§ **Exercise aim**:
Output all entries exactly as they appear and skip the pictures.

=======

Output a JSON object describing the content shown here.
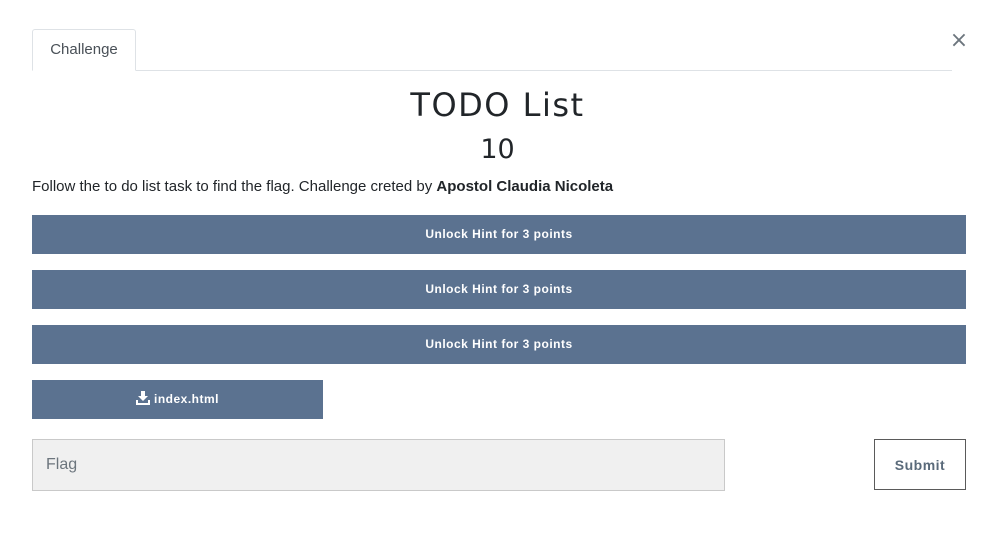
{
  "modal": {
    "close_label": "×"
  },
  "tabs": [
    {
      "label": "Challenge"
    }
  ],
  "challenge": {
    "title": "TODO List",
    "points": "10",
    "description_text": "Follow the to do list task to find the flag. Challenge creted by ",
    "author": "Apostol Claudia Nicoleta"
  },
  "hints": [
    {
      "label": "Unlock Hint for 3 points"
    },
    {
      "label": "Unlock Hint for 3 points"
    },
    {
      "label": "Unlock Hint for 3 points"
    }
  ],
  "files": [
    {
      "name": "index.html",
      "icon": "download-icon"
    }
  ],
  "flag_form": {
    "placeholder": "Flag",
    "value": "",
    "submit_label": "Submit"
  },
  "colors": {
    "button_bg": "#5b7290",
    "input_bg": "#f0f0f0"
  }
}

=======

§ **Solution for this problem**:
Output a JSON object describing the content shown here.
{
  "modal": {
    "close_label": "×"
  },
  "tabs": [
    {
      "label": "Challenge"
    }
  ],
  "challenge": {
    "title": "TODO List",
    "points": "10",
    "description_text": "Follow the to do list task to find the flag. Challenge creted by ",
    "author": "Apostol Claudia Nicoleta"
  },
  "hints": [
    {
      "label": "Unlock Hint for 3 points"
    },
    {
      "label": "Unlock Hint for 3 points"
    },
    {
      "label": "Unlock Hint for 3 points"
    }
  ],
  "files": [
    {
      "name": "index.html",
      "icon": "download-icon"
    }
  ],
  "flag_form": {
    "placeholder": "Flag",
    "value": "",
    "submit_label": "Submit"
  },
  "colors": {
    "button_bg": "#5b7290",
    "input_bg": "#f0f0f0"
  }
}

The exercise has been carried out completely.